Exercise

Even if it’s just going for a walk around the block, stretching, or doing some yoga. Some people find boxing great for releasing their anger, and others like to exhaust their mind and body with HIIT workouts.

Nutrition

Eating nutritious food, including plenty of vegetables and fruit, helps your brain function at its best. Make sure you’re drinking enough water, even if it’s the middle of winter, and make sure you’re getting enough sunshine (and if you’re not, check with your doctor to see if you’ve got Vitamin D deficiency, which can impact on your mood).

Meditation and mindfulness.

Take time to sit and focus on your breath. Meditation and mindfulness practice gives your brain some space to process and calm itself.

Breathe

Make sure to slow down your breathing, or try Pranayama/yogic breathing techniques designed to promote wellness. There’s scientific evidence that shows the benefit of yogic breathing on the body and mind.

Get out

Go outside and get close to nature. If you can, take off your shoes and feel your feet on the ground. There’s proven benefit to getting outdoors when you’re not feeling great.

Kindness

Be kinder to yourself, and reduce the amount of criticism or harsh language you think/say towards yourself. A good rule of thumb is: would you say this thought or statement to your best friend? If you think it would hurt them, make them feel bad or self-conscious, then it’s not a thought you should direct at yourself.

Journal

Write down the things you’re thinking and feeling. Get it all out on paper and see if you notice a pattern emerging, if there are specific situations that make you feel worse than others. Just the act of writing can help you to process the feelings you’re experiencing. This is a great thing to do before bed if you are finding it hard to go to sleep and your brain is over-active.

Reduce screen time

Downgrade the amount of time you spend online, especially on social media. When you’re not feeling great, the last thing you need is to watch someone else’s “highlight reel” on Instagram. Speaking of…

Stop comparing

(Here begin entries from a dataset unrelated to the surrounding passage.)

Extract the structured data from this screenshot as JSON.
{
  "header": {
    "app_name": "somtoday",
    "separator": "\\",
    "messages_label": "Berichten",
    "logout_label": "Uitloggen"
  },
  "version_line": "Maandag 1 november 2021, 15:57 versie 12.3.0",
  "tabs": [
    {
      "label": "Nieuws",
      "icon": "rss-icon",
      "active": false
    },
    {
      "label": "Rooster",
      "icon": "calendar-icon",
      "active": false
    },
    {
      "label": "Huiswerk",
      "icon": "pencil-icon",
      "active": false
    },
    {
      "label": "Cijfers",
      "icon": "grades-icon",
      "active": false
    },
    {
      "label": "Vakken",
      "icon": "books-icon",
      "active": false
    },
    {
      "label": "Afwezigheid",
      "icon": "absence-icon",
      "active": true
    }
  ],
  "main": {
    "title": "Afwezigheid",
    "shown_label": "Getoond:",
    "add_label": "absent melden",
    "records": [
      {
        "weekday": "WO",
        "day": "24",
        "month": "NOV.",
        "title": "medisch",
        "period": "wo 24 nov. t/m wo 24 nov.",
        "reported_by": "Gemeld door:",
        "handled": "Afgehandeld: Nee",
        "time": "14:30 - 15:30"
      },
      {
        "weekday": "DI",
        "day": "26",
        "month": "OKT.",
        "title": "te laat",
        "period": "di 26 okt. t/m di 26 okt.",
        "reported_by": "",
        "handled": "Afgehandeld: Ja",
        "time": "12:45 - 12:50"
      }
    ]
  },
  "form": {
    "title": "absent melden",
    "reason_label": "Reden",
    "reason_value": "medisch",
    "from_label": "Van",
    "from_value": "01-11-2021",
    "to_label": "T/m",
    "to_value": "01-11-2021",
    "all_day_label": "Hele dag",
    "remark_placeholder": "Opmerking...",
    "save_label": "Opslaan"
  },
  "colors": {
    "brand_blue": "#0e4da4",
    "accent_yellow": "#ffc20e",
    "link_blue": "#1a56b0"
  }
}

Comparison is the thief of joy. Everyone’s journey is different. Don’t compare what you have to what other people have. If you catch yourself comparing, pause and take a deep breath. Try to let it go.

Gratitude

Instead of searching for happiness or positivity (which might feel too hard to achieve when you’re unwell), try and find three things you can be grateful for in your life every day. Even if those things aren’t giving you active happiness, these are still things you can focus on that help you to keep moving forward. It could be your family or friends, it could be the roof over your head, it could be the feeling of sunshine on your face, your favourite chocolate, or maybe a pet you get to cuddle. There are no ‘right’ answers, what you’re grateful for is special to you. And there’s plenty of scientific research that backs the benefits of having a daily gratitude practice.

5, 4, 3, 2, 1

This grounding exercise is helpful for when you’re feeling overwhelmed, or in the middle of a panic attack. Name 5 things you can see, 4 things you can feel, 3 things you can hear, 2 things you can smell, and 1 thing you can taste.

Where can I get help?

There are plenty of resources you can access in Australia if you’re struggling. You can contact any of the national or state-based services listed on our Student Support page.

*please note that this article is not meant to replace medical help or treatment, or diagnose medical conditions. You should always talk to a medical professional about any concerns or issues you have with your health. If your life is in danger, please call emergency services on 000 or Lifeline on 13 11 14.

By Jessica Hutchinson

You might also like

Jargon in the Australian Workplace

When English is not your native language and you enter the Australian work force for the first time, it can be hard to keep up with some of these very common phrases used in the office.

Read more

Australian Business Culture and What to Expect

When you are new to a country and perhaps there is a significant difference in culture, it can be hard to fit in and get to grips of the way to behave in this new environment especially in the corporate sector. There are some things about Australian working and business culture that international workers say surprises them.

Read more